[Data about app and page elements]
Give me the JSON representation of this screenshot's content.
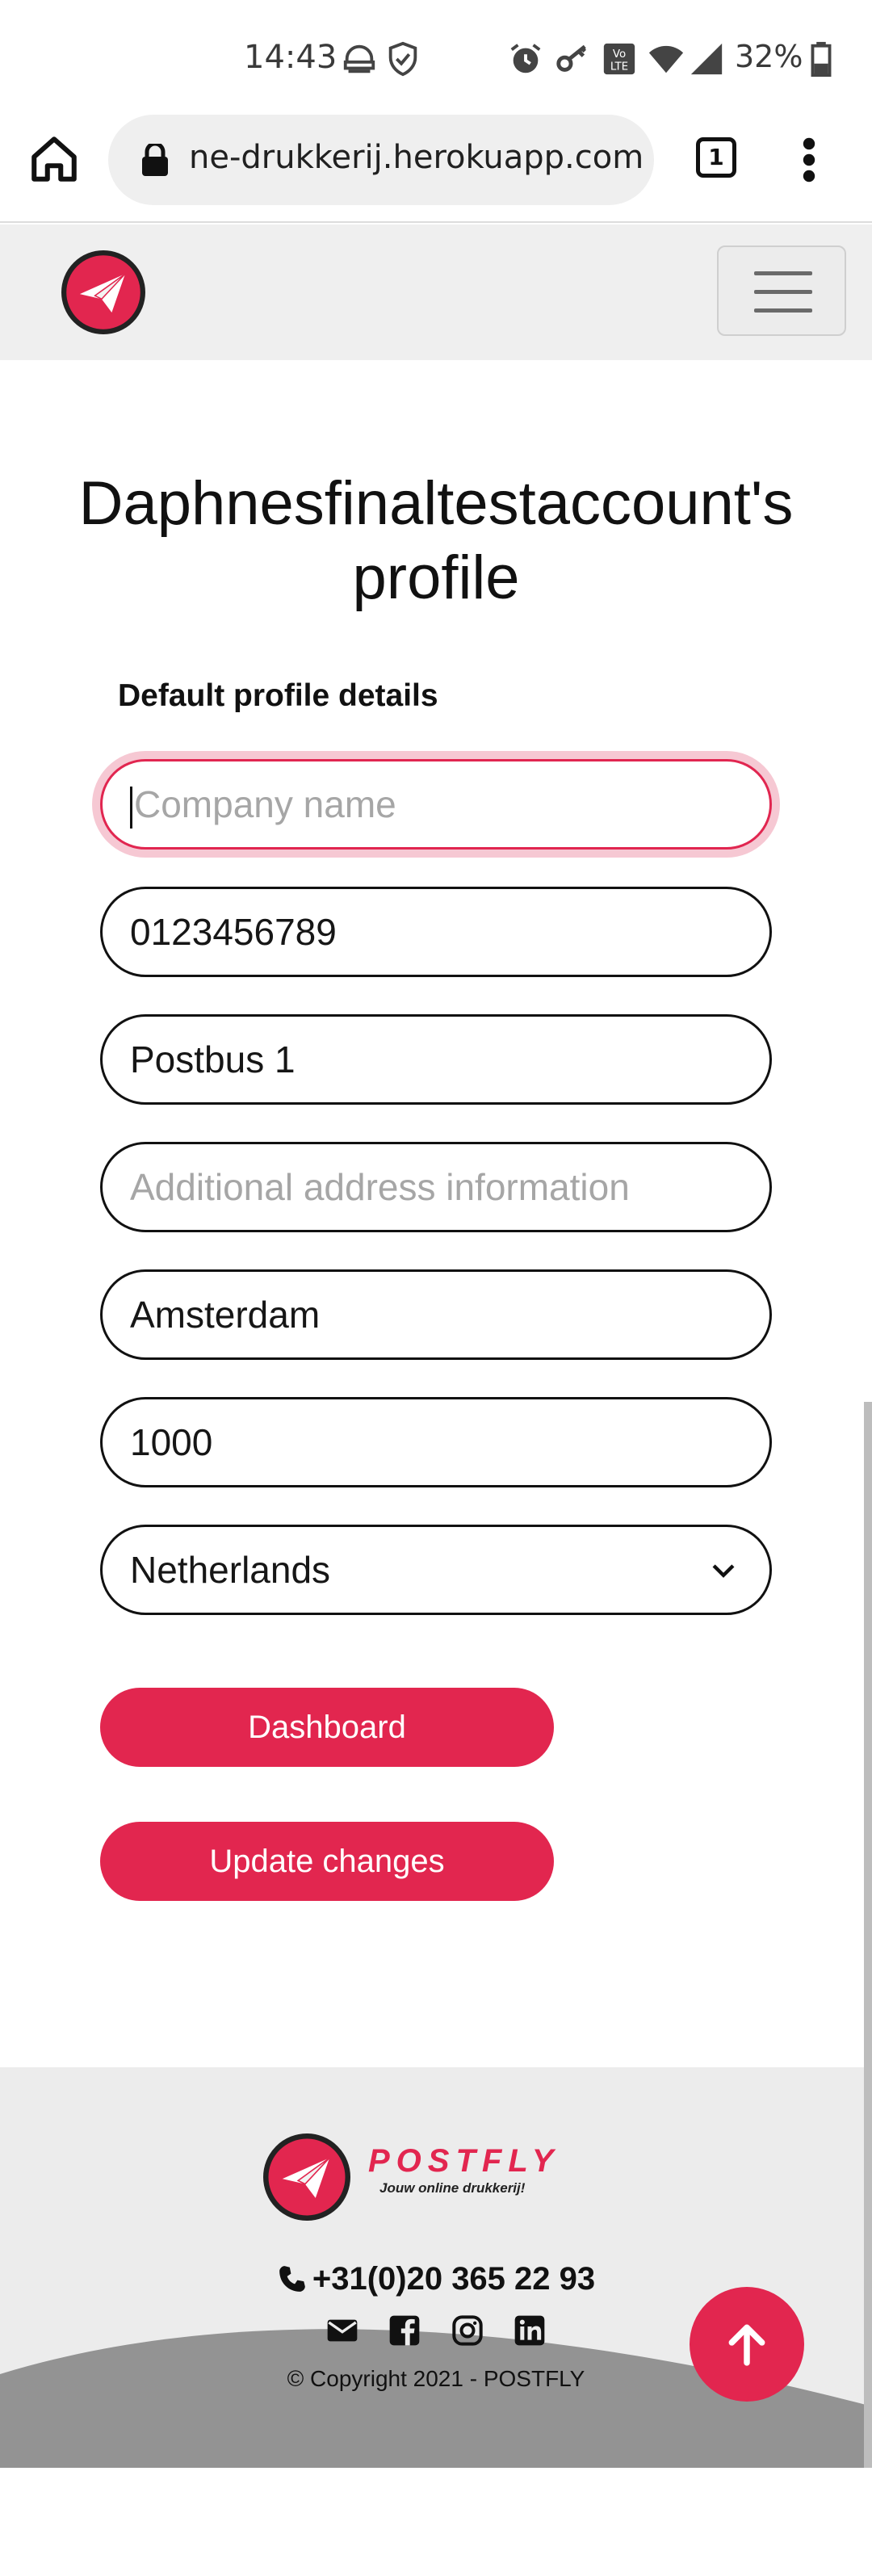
{
  "status_bar": {
    "time": "14:43",
    "battery": "32%",
    "icons": [
      "headset-icon",
      "shield-check-icon",
      "alarm-icon",
      "key-icon",
      "volte-icon",
      "wifi-icon",
      "signal-icon",
      "battery-icon"
    ]
  },
  "browser": {
    "url": "ne-drukkerij.herokuapp.com",
    "tab_count": "1"
  },
  "profile": {
    "title": "Daphnesfinaltestaccount's profile",
    "section_label": "Default profile details",
    "fields": {
      "company": {
        "value": "",
        "placeholder": "Company name"
      },
      "phone": {
        "value": "0123456789",
        "placeholder": ""
      },
      "address": {
        "value": "Postbus 1",
        "placeholder": ""
      },
      "address_extra": {
        "value": "",
        "placeholder": "Additional address information"
      },
      "city": {
        "value": "Amsterdam",
        "placeholder": ""
      },
      "postal_code": {
        "value": "1000",
        "placeholder": ""
      },
      "country": {
        "selected": "Netherlands"
      }
    },
    "buttons": {
      "dashboard": "Dashboard",
      "update": "Update changes"
    }
  },
  "footer": {
    "brand": "POSTFLY",
    "tagline": "Jouw online drukkerij!",
    "phone": "+31(0)20 365 22 93",
    "copyright": "© Copyright 2021 - POSTFLY"
  },
  "colors": {
    "accent": "#e2264f",
    "focus_ring": "#f6c8d3",
    "nav_bg": "#efefef",
    "footer_wave": "#939393"
  }
}
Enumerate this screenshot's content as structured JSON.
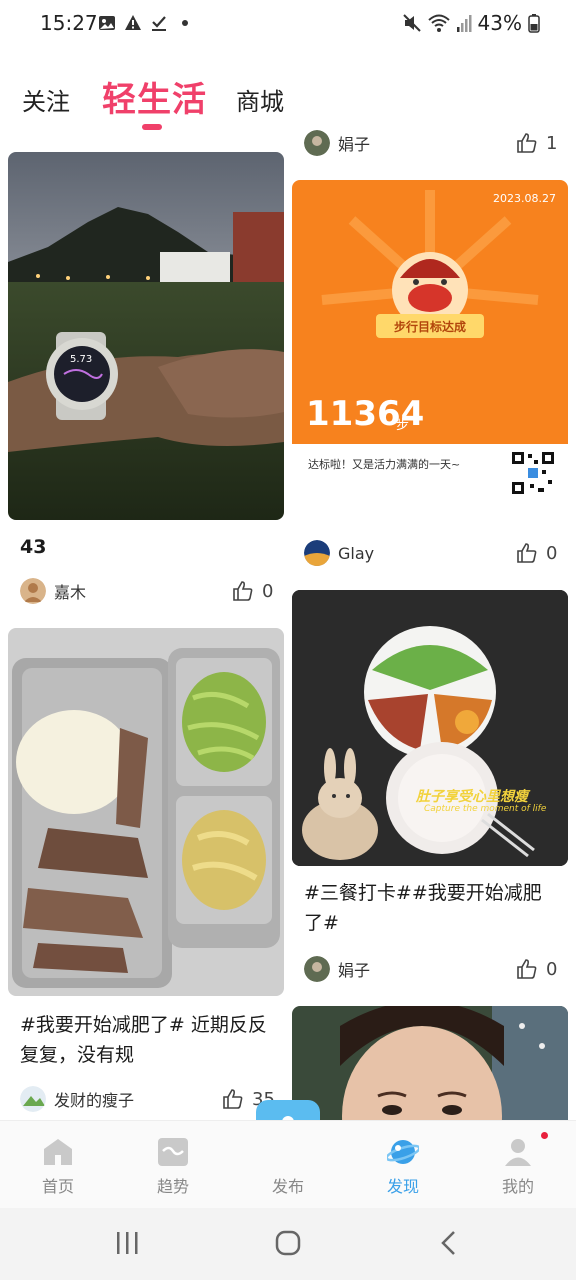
{
  "status_bar": {
    "time": "15:27",
    "battery": "43%"
  },
  "tabs": [
    {
      "label": "关注"
    },
    {
      "label": "轻生活"
    },
    {
      "label": "商城"
    }
  ],
  "feed": {
    "left": [
      {
        "title": "43",
        "author": "嘉木",
        "likes": "0"
      },
      {
        "title": "#我要开始减肥了# 近期反反复复，没有规",
        "author": "发财的瘦子",
        "likes": "35"
      }
    ],
    "right": [
      {
        "author": "娟子",
        "likes": "1"
      },
      {
        "step_card": {
          "date": "2023.08.27",
          "badge": "步行目标达成",
          "steps": "11364",
          "unit": "步",
          "caption": "达标啦！又是活力满满的一天~"
        },
        "author": "Glay",
        "likes": "0"
      },
      {
        "overlay_text": "肚子享受心里想瘦",
        "overlay_sub": "Capture the moment of life",
        "title": "#三餐打卡##我要开始减肥了#",
        "author": "娟子",
        "likes": "0"
      }
    ]
  },
  "bottom_nav": [
    {
      "label": "首页",
      "icon": "home-icon"
    },
    {
      "label": "趋势",
      "icon": "trend-icon"
    },
    {
      "label": "发布",
      "icon": "plus-icon"
    },
    {
      "label": "发现",
      "icon": "planet-icon"
    },
    {
      "label": "我的",
      "icon": "profile-icon"
    }
  ],
  "colors": {
    "accent": "#f0406a",
    "active_nav": "#3aa0e8",
    "publish": "#5bbcf0",
    "step_card": "#f7821e"
  }
}
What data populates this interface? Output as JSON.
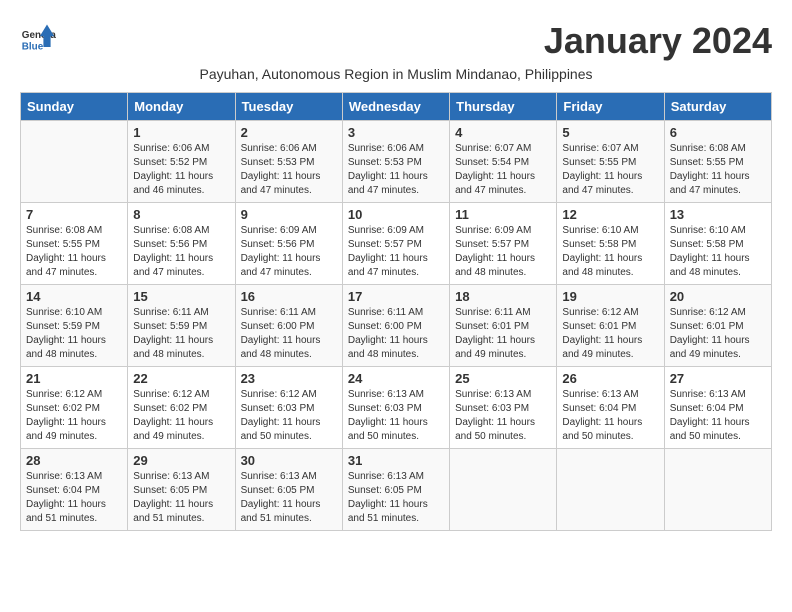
{
  "header": {
    "logo_general": "General",
    "logo_blue": "Blue",
    "month_title": "January 2024",
    "subtitle": "Payuhan, Autonomous Region in Muslim Mindanao, Philippines"
  },
  "weekdays": [
    "Sunday",
    "Monday",
    "Tuesday",
    "Wednesday",
    "Thursday",
    "Friday",
    "Saturday"
  ],
  "weeks": [
    [
      {
        "day": "",
        "sunrise": "",
        "sunset": "",
        "daylight": ""
      },
      {
        "day": "1",
        "sunrise": "Sunrise: 6:06 AM",
        "sunset": "Sunset: 5:52 PM",
        "daylight": "Daylight: 11 hours and 46 minutes."
      },
      {
        "day": "2",
        "sunrise": "Sunrise: 6:06 AM",
        "sunset": "Sunset: 5:53 PM",
        "daylight": "Daylight: 11 hours and 47 minutes."
      },
      {
        "day": "3",
        "sunrise": "Sunrise: 6:06 AM",
        "sunset": "Sunset: 5:53 PM",
        "daylight": "Daylight: 11 hours and 47 minutes."
      },
      {
        "day": "4",
        "sunrise": "Sunrise: 6:07 AM",
        "sunset": "Sunset: 5:54 PM",
        "daylight": "Daylight: 11 hours and 47 minutes."
      },
      {
        "day": "5",
        "sunrise": "Sunrise: 6:07 AM",
        "sunset": "Sunset: 5:55 PM",
        "daylight": "Daylight: 11 hours and 47 minutes."
      },
      {
        "day": "6",
        "sunrise": "Sunrise: 6:08 AM",
        "sunset": "Sunset: 5:55 PM",
        "daylight": "Daylight: 11 hours and 47 minutes."
      }
    ],
    [
      {
        "day": "7",
        "sunrise": "Sunrise: 6:08 AM",
        "sunset": "Sunset: 5:55 PM",
        "daylight": "Daylight: 11 hours and 47 minutes."
      },
      {
        "day": "8",
        "sunrise": "Sunrise: 6:08 AM",
        "sunset": "Sunset: 5:56 PM",
        "daylight": "Daylight: 11 hours and 47 minutes."
      },
      {
        "day": "9",
        "sunrise": "Sunrise: 6:09 AM",
        "sunset": "Sunset: 5:56 PM",
        "daylight": "Daylight: 11 hours and 47 minutes."
      },
      {
        "day": "10",
        "sunrise": "Sunrise: 6:09 AM",
        "sunset": "Sunset: 5:57 PM",
        "daylight": "Daylight: 11 hours and 47 minutes."
      },
      {
        "day": "11",
        "sunrise": "Sunrise: 6:09 AM",
        "sunset": "Sunset: 5:57 PM",
        "daylight": "Daylight: 11 hours and 48 minutes."
      },
      {
        "day": "12",
        "sunrise": "Sunrise: 6:10 AM",
        "sunset": "Sunset: 5:58 PM",
        "daylight": "Daylight: 11 hours and 48 minutes."
      },
      {
        "day": "13",
        "sunrise": "Sunrise: 6:10 AM",
        "sunset": "Sunset: 5:58 PM",
        "daylight": "Daylight: 11 hours and 48 minutes."
      }
    ],
    [
      {
        "day": "14",
        "sunrise": "Sunrise: 6:10 AM",
        "sunset": "Sunset: 5:59 PM",
        "daylight": "Daylight: 11 hours and 48 minutes."
      },
      {
        "day": "15",
        "sunrise": "Sunrise: 6:11 AM",
        "sunset": "Sunset: 5:59 PM",
        "daylight": "Daylight: 11 hours and 48 minutes."
      },
      {
        "day": "16",
        "sunrise": "Sunrise: 6:11 AM",
        "sunset": "Sunset: 6:00 PM",
        "daylight": "Daylight: 11 hours and 48 minutes."
      },
      {
        "day": "17",
        "sunrise": "Sunrise: 6:11 AM",
        "sunset": "Sunset: 6:00 PM",
        "daylight": "Daylight: 11 hours and 48 minutes."
      },
      {
        "day": "18",
        "sunrise": "Sunrise: 6:11 AM",
        "sunset": "Sunset: 6:01 PM",
        "daylight": "Daylight: 11 hours and 49 minutes."
      },
      {
        "day": "19",
        "sunrise": "Sunrise: 6:12 AM",
        "sunset": "Sunset: 6:01 PM",
        "daylight": "Daylight: 11 hours and 49 minutes."
      },
      {
        "day": "20",
        "sunrise": "Sunrise: 6:12 AM",
        "sunset": "Sunset: 6:01 PM",
        "daylight": "Daylight: 11 hours and 49 minutes."
      }
    ],
    [
      {
        "day": "21",
        "sunrise": "Sunrise: 6:12 AM",
        "sunset": "Sunset: 6:02 PM",
        "daylight": "Daylight: 11 hours and 49 minutes."
      },
      {
        "day": "22",
        "sunrise": "Sunrise: 6:12 AM",
        "sunset": "Sunset: 6:02 PM",
        "daylight": "Daylight: 11 hours and 49 minutes."
      },
      {
        "day": "23",
        "sunrise": "Sunrise: 6:12 AM",
        "sunset": "Sunset: 6:03 PM",
        "daylight": "Daylight: 11 hours and 50 minutes."
      },
      {
        "day": "24",
        "sunrise": "Sunrise: 6:13 AM",
        "sunset": "Sunset: 6:03 PM",
        "daylight": "Daylight: 11 hours and 50 minutes."
      },
      {
        "day": "25",
        "sunrise": "Sunrise: 6:13 AM",
        "sunset": "Sunset: 6:03 PM",
        "daylight": "Daylight: 11 hours and 50 minutes."
      },
      {
        "day": "26",
        "sunrise": "Sunrise: 6:13 AM",
        "sunset": "Sunset: 6:04 PM",
        "daylight": "Daylight: 11 hours and 50 minutes."
      },
      {
        "day": "27",
        "sunrise": "Sunrise: 6:13 AM",
        "sunset": "Sunset: 6:04 PM",
        "daylight": "Daylight: 11 hours and 50 minutes."
      }
    ],
    [
      {
        "day": "28",
        "sunrise": "Sunrise: 6:13 AM",
        "sunset": "Sunset: 6:04 PM",
        "daylight": "Daylight: 11 hours and 51 minutes."
      },
      {
        "day": "29",
        "sunrise": "Sunrise: 6:13 AM",
        "sunset": "Sunset: 6:05 PM",
        "daylight": "Daylight: 11 hours and 51 minutes."
      },
      {
        "day": "30",
        "sunrise": "Sunrise: 6:13 AM",
        "sunset": "Sunset: 6:05 PM",
        "daylight": "Daylight: 11 hours and 51 minutes."
      },
      {
        "day": "31",
        "sunrise": "Sunrise: 6:13 AM",
        "sunset": "Sunset: 6:05 PM",
        "daylight": "Daylight: 11 hours and 51 minutes."
      },
      {
        "day": "",
        "sunrise": "",
        "sunset": "",
        "daylight": ""
      },
      {
        "day": "",
        "sunrise": "",
        "sunset": "",
        "daylight": ""
      },
      {
        "day": "",
        "sunrise": "",
        "sunset": "",
        "daylight": ""
      }
    ]
  ]
}
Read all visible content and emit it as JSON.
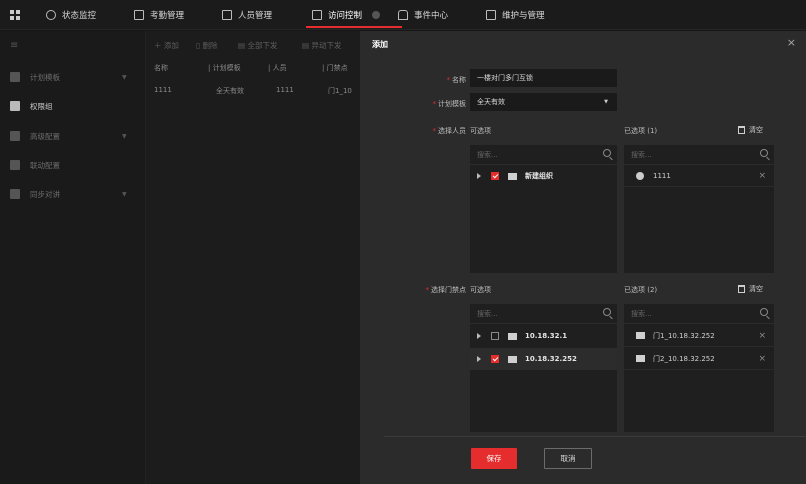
{
  "topbar": {
    "tabs": [
      {
        "label": "状态监控",
        "icon": "monitor-icon"
      },
      {
        "label": "考勤管理",
        "icon": "calendar-icon"
      },
      {
        "label": "人员管理",
        "icon": "person-card-icon"
      },
      {
        "label": "访问控制",
        "icon": "door-icon",
        "active": true
      },
      {
        "label": "事件中心",
        "icon": "bank-icon"
      },
      {
        "label": "维护与管理",
        "icon": "maintenance-icon"
      }
    ],
    "accent": "#e52d2d"
  },
  "sidebar": {
    "items": [
      {
        "label": "计划模板",
        "icon": "template-icon",
        "has_arrow": true
      },
      {
        "label": "权限组",
        "icon": "group-icon",
        "active": true
      },
      {
        "label": "高级配置",
        "icon": "config-icon",
        "has_arrow": true
      },
      {
        "label": "联动配置",
        "icon": "linkage-icon"
      },
      {
        "label": "同步对讲",
        "icon": "intercom-icon",
        "has_arrow": true
      }
    ]
  },
  "list": {
    "toolbar": [
      "添加",
      "删除",
      "全部下发",
      "异动下发"
    ],
    "columns": [
      "名称",
      "计划模板",
      "人员",
      "门禁点"
    ],
    "rows": [
      [
        "1111",
        "全天有效",
        "1111",
        "门1_10"
      ]
    ]
  },
  "modal": {
    "title": "添加",
    "name_label": "名称",
    "name_value": "一楼对门多门互锁",
    "template_label": "计划模板",
    "template_value": "全天有效",
    "person_label": "选择人员",
    "available_label": "可选项",
    "selected_persons_label": "已选项 (1)",
    "clear_label": "清空",
    "search_placeholder": "搜索...",
    "person_tree": [
      {
        "label": "新建组织",
        "checked": true
      }
    ],
    "selected_persons": [
      "1111"
    ],
    "door_label": "选择门禁点",
    "selected_doors_label": "已选项 (2)",
    "door_tree": [
      {
        "label": "10.18.32.1",
        "checked": false
      },
      {
        "label": "10.18.32.252",
        "checked": true
      }
    ],
    "selected_doors": [
      "门1_10.18.32.252",
      "门2_10.18.32.252"
    ],
    "save_label": "保存",
    "cancel_label": "取消"
  }
}
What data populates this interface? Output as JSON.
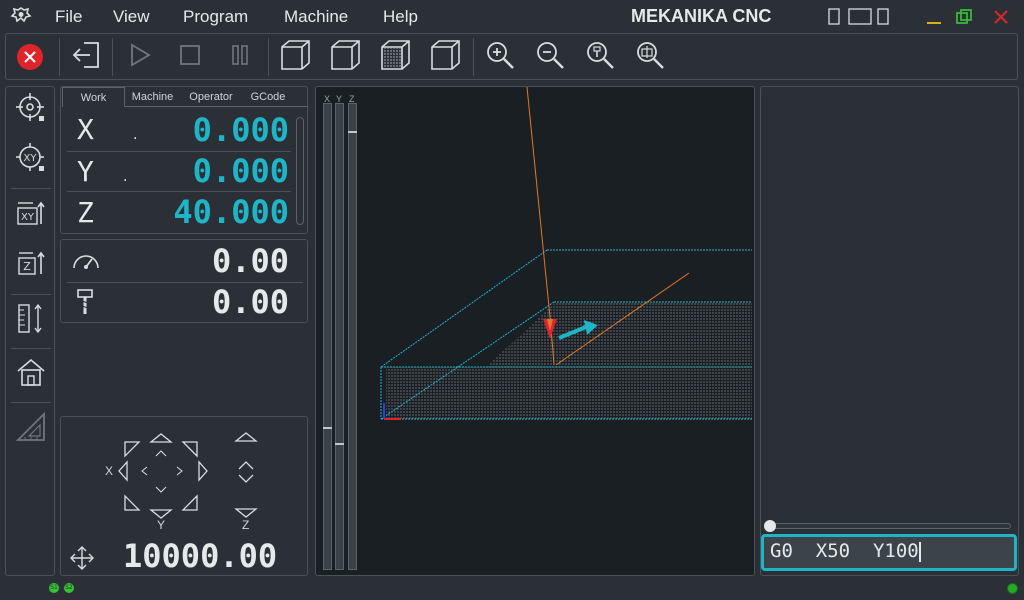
{
  "menu": {
    "file": "File",
    "view": "View",
    "program": "Program",
    "machine": "Machine",
    "help": "Help"
  },
  "app_title": "MEKANIKA CNC",
  "dro": {
    "tabs": [
      "Work",
      "Machine",
      "Operator",
      "GCode"
    ],
    "active_tab": "Work",
    "x_label": "X",
    "x_value": "0.000",
    "y_label": "Y",
    "y_value": "0.000",
    "z_label": "Z",
    "z_value": "40.000"
  },
  "feed_speed": {
    "feed_value": "0.00",
    "spindle_value": "0.00"
  },
  "jog": {
    "x_label": "X",
    "y_label": "Y",
    "z_label": "Z",
    "step_value": "10000.00"
  },
  "viewport": {
    "slider_labels": [
      "X",
      "Y",
      "Z"
    ]
  },
  "mdi": {
    "command": "G0  X50  Y100"
  },
  "status_leds": [
    "S1",
    "S2"
  ],
  "colors": {
    "accent": "#1fb5c9",
    "stop": "#e0242c",
    "path": "#e07a2a",
    "background": "#2a3035",
    "viewport": "#1a1f24"
  }
}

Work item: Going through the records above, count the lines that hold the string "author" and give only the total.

Task output: 5